In a Facebook discussion with one Scott Hirsch on 2 May, Packer declared, “Someone should do that pulsa denura thing to that city. All of humanity would benefit.”
This could be considered a form of incitement to violence: such a death curse was publicly pronounced outside the official residence of Israeli Prime Minister Yitzhak Rabin just weeks before he was assassinated by a Jewish extremist in November 1995.
In the current US context, where campus shootings are an omnipresent threat, such calls should not be taken lightly.
Packer’s fury is connected to a unanimous April vote by the Durham city council to prohibit “military-style training” programs for its police force in foreign countries, including Israel.
Local and national activists with Jewish Voice for Peace (JVP) pushed hard for the vote to protect communities of color in Durham and to raise awareness of the discrimination faced by Palestinians subjected to military policing and wanton killings by Israeli forces.
Packer is also rightly angry about the recent appearance of what Durham’s The Herald-Sun described as “white nationalist stickers and anti-Semitic posters.”
It was not, however, until Hirsch mentioned Durham’s recent police resolution that Packer called for the pulsa denura.
The boycott, divestment and sanctions (BDS) movement and Jewish Voice for Peace oppose racism and bigotry in all their forms, including anti-Semitism.
Packer, a supporter of the late racist leader Meir Kahane, has gained notoriety in recent years for making “Rachel Corrie pancakes,” for showing a striking degree of sympathy for white racists and for taking Stephen Miller around the occupied West Bank a decade ago, years before Miller became a top adviser to President Donald Trump. Miller is now one of the principal proponents of Trump’s racist immigration policies separating children from their parents.
Packer knew Miller at the time that Miller palled around with white supremacist Richard Spencer discussing their shared anti-immigration ideas.
Yet in Packer’s view, “Stephen Miller is not just my friend, he’s not just our friend, he is us.”
Packer added, “He is part of that new proud generation, no longer relegated to the fringe. His appointment is spectacular news for the Jewish people and he should be blessed with everything to do great things.”
In the aftermath of the Durham decision, there has been a right-wing effort to suggest that Jewish activists who support BDS are somehow not Jewish.

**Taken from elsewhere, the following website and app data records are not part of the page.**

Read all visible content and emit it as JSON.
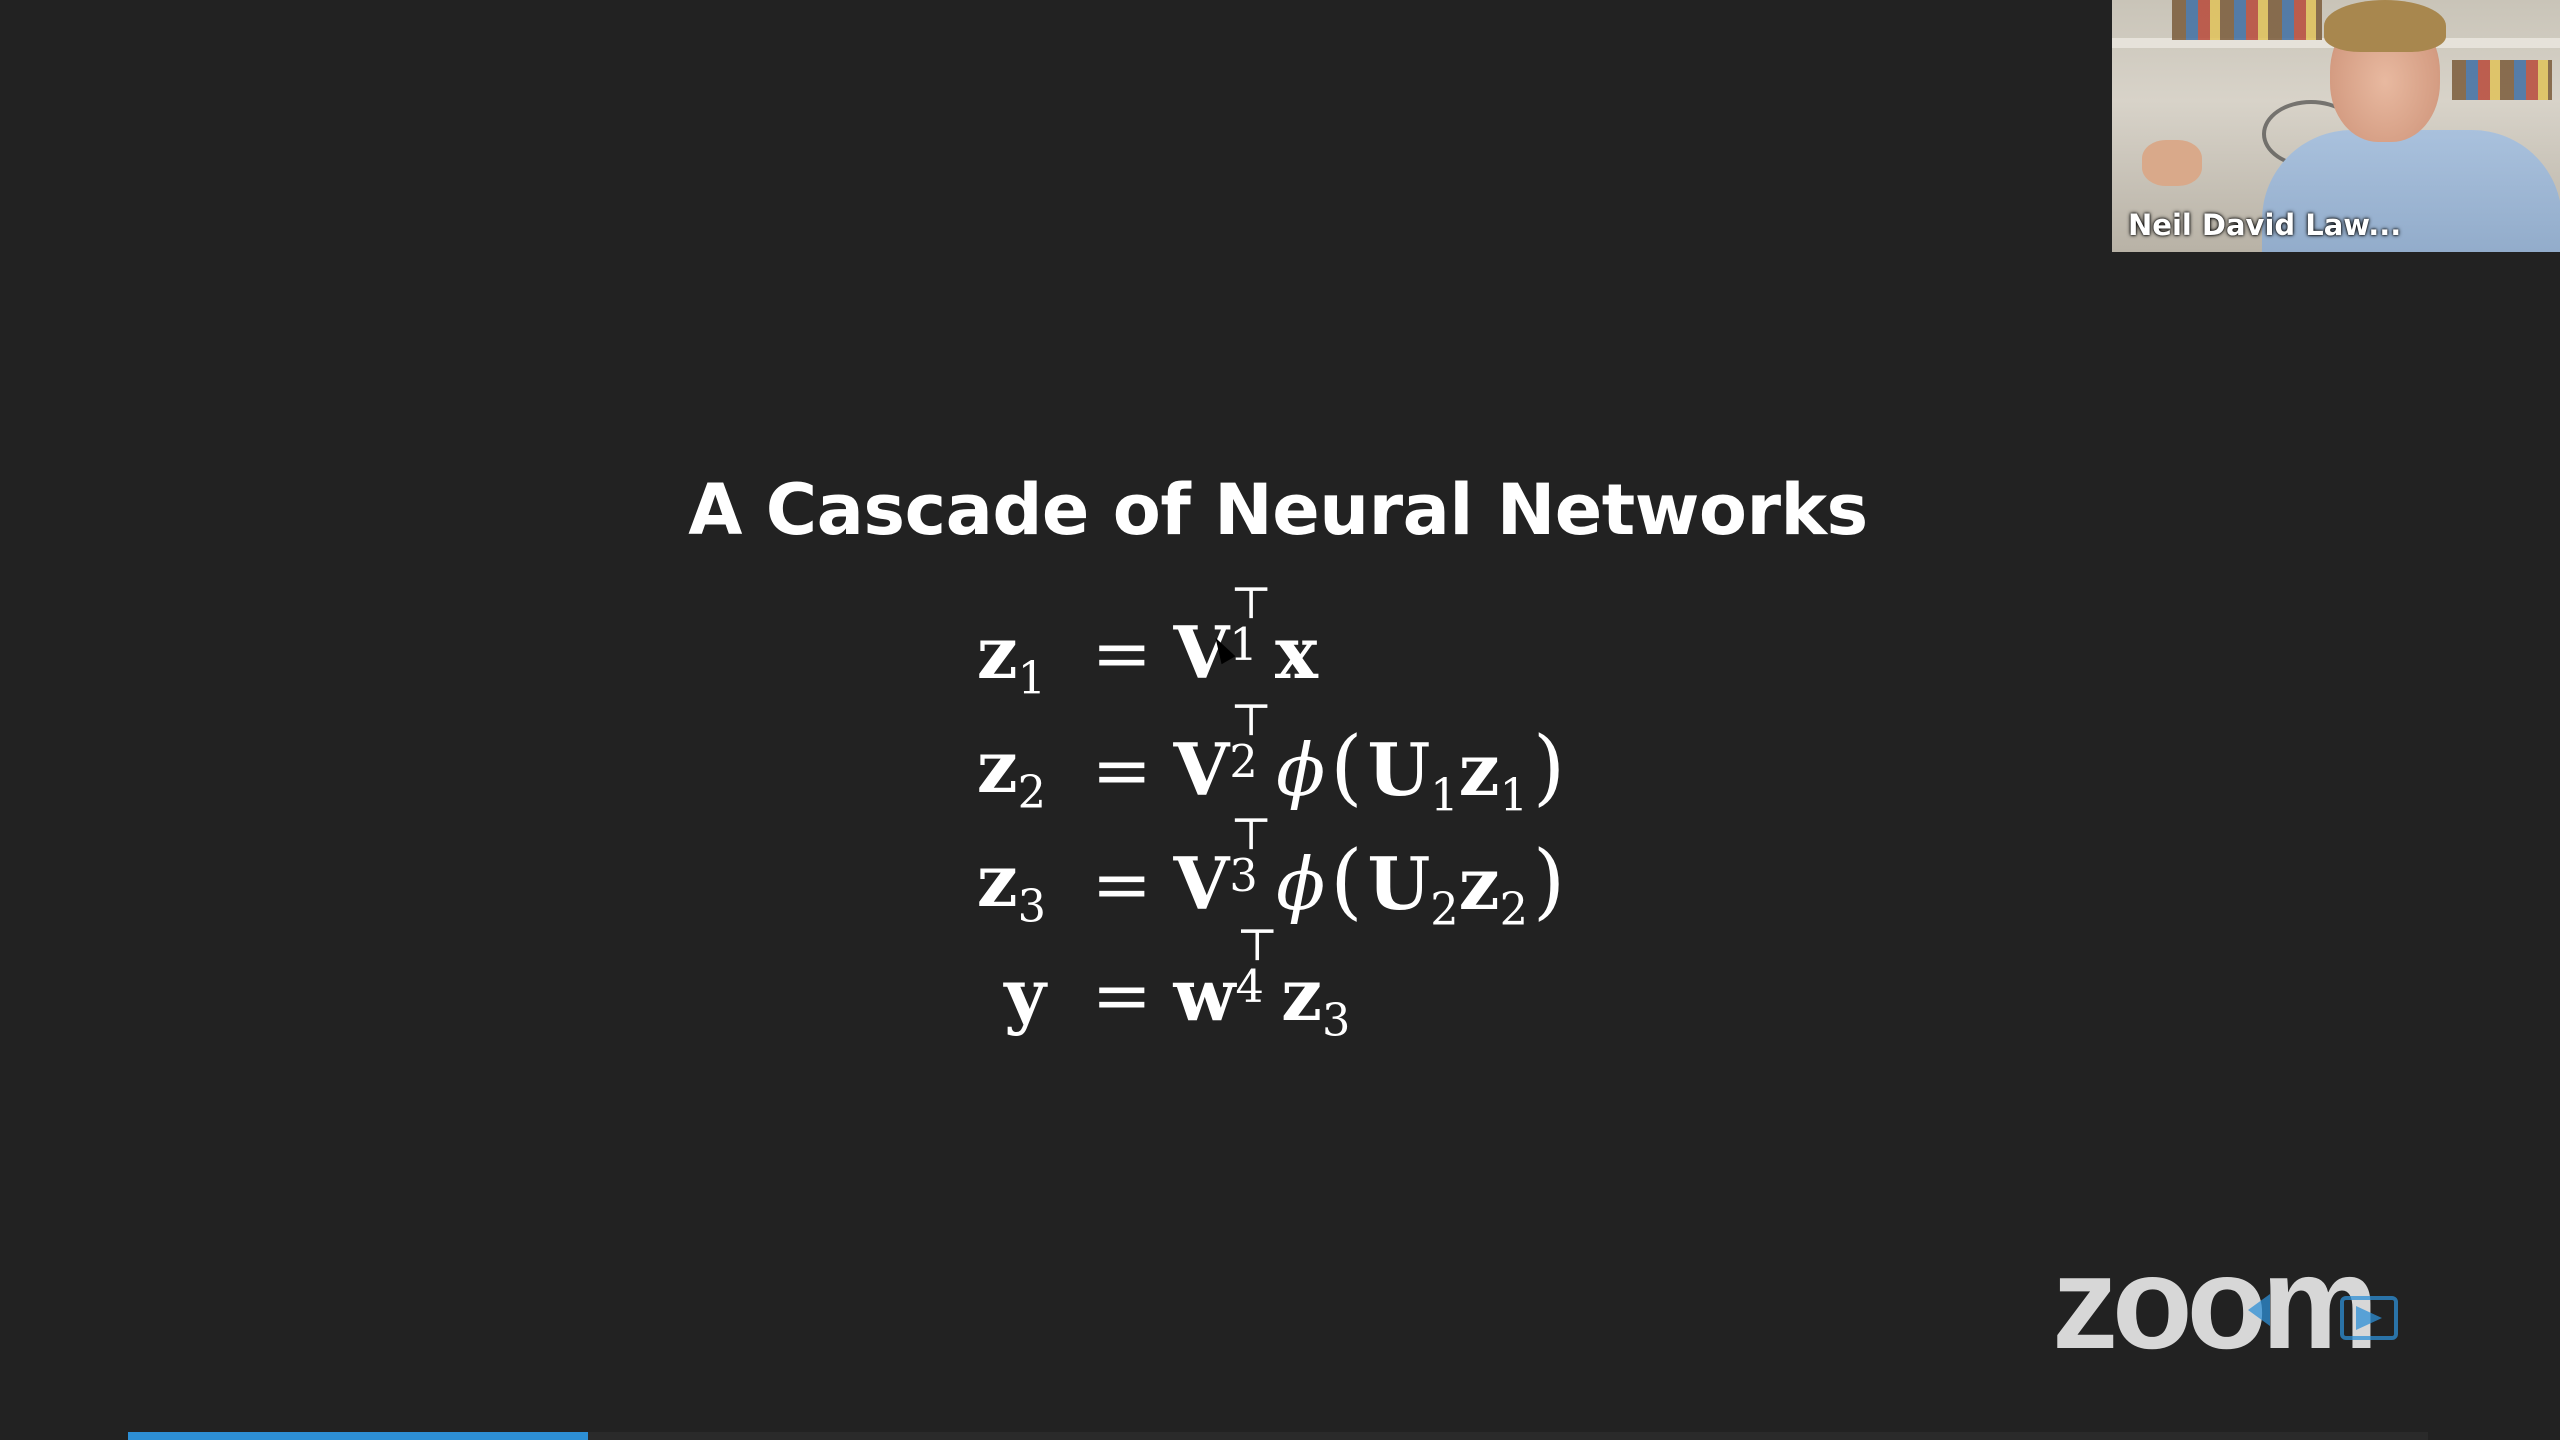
{
  "slide": {
    "title": "A Cascade of Neural Networks",
    "equations": [
      {
        "lhs": "z",
        "lhs_sub": "1",
        "eq": "=",
        "rhs_mat": "V",
        "rhs_mat_sub": "1",
        "transpose": "⊤",
        "rhs_tail": "x"
      },
      {
        "lhs": "z",
        "lhs_sub": "2",
        "eq": "=",
        "rhs_mat": "V",
        "rhs_mat_sub": "2",
        "transpose": "⊤",
        "func": "ϕ",
        "open": "(",
        "inner_mat": "U",
        "inner_mat_sub": "1",
        "inner_vec": "z",
        "inner_vec_sub": "1",
        "close": ")"
      },
      {
        "lhs": "z",
        "lhs_sub": "3",
        "eq": "=",
        "rhs_mat": "V",
        "rhs_mat_sub": "3",
        "transpose": "⊤",
        "func": "ϕ",
        "open": "(",
        "inner_mat": "U",
        "inner_mat_sub": "2",
        "inner_vec": "z",
        "inner_vec_sub": "2",
        "close": ")"
      },
      {
        "lhs": "y",
        "eq": "=",
        "rhs_mat": "w",
        "rhs_mat_sub": "4",
        "transpose": "⊤",
        "rhs_tail": "z",
        "rhs_tail_sub": "3"
      }
    ]
  },
  "video": {
    "speaker_name": "Neil David Law..."
  },
  "branding": {
    "logo_text": "zoom",
    "logo_color": "#ffffff"
  },
  "playback": {
    "progress_fraction": 0.2,
    "progress_color": "#2d8fd5"
  }
}
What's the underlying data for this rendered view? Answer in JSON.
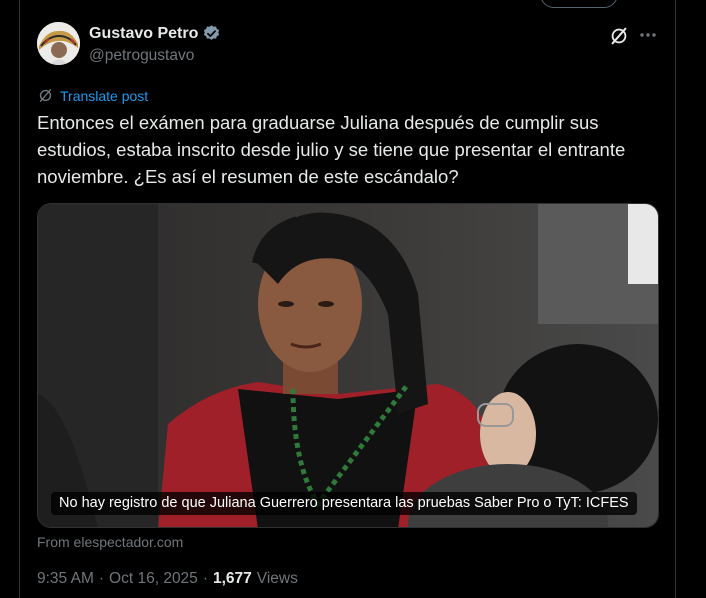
{
  "author": {
    "name": "Gustavo Petro",
    "handle": "@petrogustavo"
  },
  "translate_label": "Translate post",
  "post_text": "Entonces el exámen para graduarse Juliana después de cumplir sus estudios, estaba inscrito desde julio y se tiene que presentar el entrante noviembre. ¿Es así el resumen de este escándalo?",
  "media": {
    "caption": "No hay registro de que Juliana Guerrero presentara las pruebas Saber Pro o TyT: ICFES"
  },
  "source": "From elespectador.com",
  "meta": {
    "time": "9:35 AM",
    "separator": "·",
    "date": "Oct 16, 2025",
    "separator2": "·",
    "views_count": "1,677",
    "views_label": "Views"
  },
  "icons": {
    "verified": "verified-badge-icon",
    "grok": "grok-icon",
    "more": "more-icon",
    "translate": "translate-icon"
  },
  "colors": {
    "background": "#000000",
    "text": "#e7e9ea",
    "secondary": "#71767b",
    "accent": "#1d9bf0"
  }
}
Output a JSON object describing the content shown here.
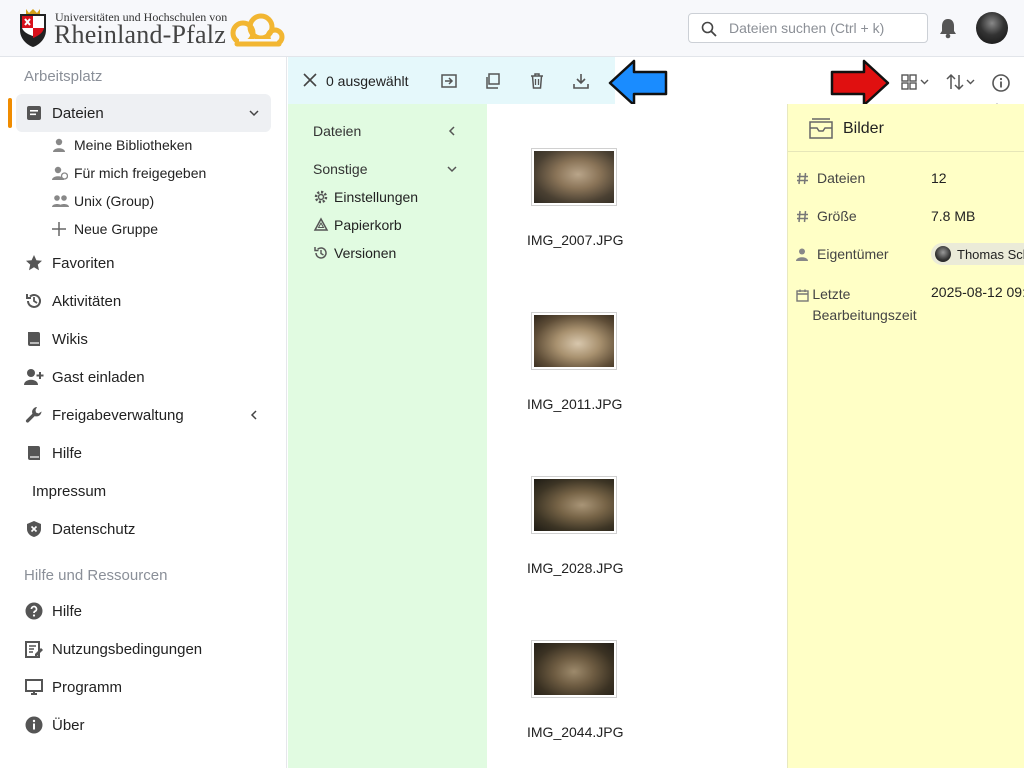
{
  "brand": {
    "line1": "Universitäten und Hochschulen von",
    "line2": "Rheinland-Pfalz"
  },
  "search": {
    "placeholder": "Dateien suchen (Ctrl + k)"
  },
  "sidebar": {
    "section1": "Arbeitsplatz",
    "items": [
      {
        "label": "Dateien",
        "icon": "files-icon"
      },
      {
        "label": "Favoriten",
        "icon": "star-icon"
      },
      {
        "label": "Aktivitäten",
        "icon": "history-icon"
      },
      {
        "label": "Wikis",
        "icon": "book-icon"
      },
      {
        "label": "Gast einladen",
        "icon": "add-user-icon"
      },
      {
        "label": "Freigabeverwaltung",
        "icon": "wrench-icon"
      },
      {
        "label": "Hilfe",
        "icon": "book-icon"
      },
      {
        "label": "Impressum",
        "icon": ""
      },
      {
        "label": "Datenschutz",
        "icon": "shield-icon"
      }
    ],
    "subitems": [
      {
        "label": "Meine Bibliotheken",
        "icon": "person-icon"
      },
      {
        "label": "Für mich freigegeben",
        "icon": "person-shared-icon"
      },
      {
        "label": "Unix (Group)",
        "icon": "group-icon"
      },
      {
        "label": "Neue Gruppe",
        "icon": "plus-icon"
      }
    ],
    "section2": "Hilfe und Ressourcen",
    "resources": [
      {
        "label": "Hilfe",
        "icon": "help-circle-icon"
      },
      {
        "label": "Nutzungsbedingungen",
        "icon": "edit-doc-icon"
      },
      {
        "label": "Programm",
        "icon": "monitor-icon"
      },
      {
        "label": "Über",
        "icon": "info-icon"
      }
    ]
  },
  "toolbar": {
    "selected": "0 ausgewählt"
  },
  "folder_nav": {
    "files": "Dateien",
    "other": "Sonstige",
    "items": [
      {
        "label": "Einstellungen",
        "icon": "gear-icon"
      },
      {
        "label": "Papierkorb",
        "icon": "recycle-icon"
      },
      {
        "label": "Versionen",
        "icon": "history-icon"
      }
    ]
  },
  "files": [
    {
      "name": "IMG_2007.JPG"
    },
    {
      "name": "IMG_2011.JPG"
    },
    {
      "name": "IMG_2028.JPG"
    },
    {
      "name": "IMG_2044.JPG"
    }
  ],
  "details": {
    "title": "Bilder",
    "rows": [
      {
        "key": "Dateien",
        "value": "12"
      },
      {
        "key": "Größe",
        "value": "7.8 MB"
      },
      {
        "key": "Eigentümer",
        "value": "Thomas Sch"
      },
      {
        "key": "Letzte Bearbeitungszeit",
        "value": "2025-08-12 09:"
      }
    ]
  },
  "colors": {
    "accent": "#f08c00",
    "toolbar_bg": "#e5f8fb",
    "nav_bg": "#e1fbe1",
    "details_bg": "#ffffc6",
    "arrow_blue": "#1a8cff",
    "arrow_red": "#e01010",
    "arrow_yellow": "#f0f020"
  }
}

Rather than applaud Jewish Voice for Peace’s commitment to Palestinian freedom and equal rights, the communal publication JNS has gone out of its way to cast aspersions at the group.
“They are a problematic element within the community, particularly because they portray themselves as a Jewish organization and use that to provide cover for groups that are engaged in far more nefarious and odious types of rhetoric,” Yona Schiffmiller of NGO Monitor told JNS.
NGO Monitor is a far-right Israeli group that specializes in smearing human rights defenders.
The JNS article implied that two Jewish women, both employed at Durham-area synagogues and the local Jewish Federation, were unfit for their jobs because they support BDS campaigns for Palestinian equal rights.
The naming of the two activists in the article, along with details of their employment, looks like an attempt to build pressure to get them fired, and thus deter others from speaking out against collusion with Israel’s violations of Palestinian rights.
In the 1950s and 1960s, Jews in Durham were among activists participating in the civil rights struggle. There should be little surprise that this commitment to equality continues today.
Nevertheless, JNS writer Eliana Rudee asserts that the “employment of anti-Israel activists by local Jewish Federations, and particularly by synagogue education departments, is raising eyebrows about the low level of standards maintained during the hiring and vetting of professionals – or worse, that the federations and synagogues themselves are comfortable with BDS activists teaching at local Hebrew schools.”
In other words, Jewish professionals who support equal rights for Palestinians – and actually taking nonviolent action to secure such rights – are to be regarded as unfit to teach Jewish children.
This is an effort to enforce ideological discipline at a moment when American Jews, especially the younger generation, are more than ever rejecting and protesting the communal establishment’s staunch support of Israel’s violent and discriminatory actions against Palestinians.
Meanwhile, the racism and incitement of bigots such as Ben Packer passes without comment or condemnation.
- Ben Packer
- Duke University
- US-Israel police cooperation
- police militarization
- Yitzhak Rabin
- Jewish Voice for Peace
- pulsa denura
- Durham City Council
- Meir Kahane
- Rachel Corrie
- Stephen Miller
- Donald Trump
- Richard Spencer
- Yona Schiffmiller
- NGO Monitor
- Eliana Rudee
- Jewish Federation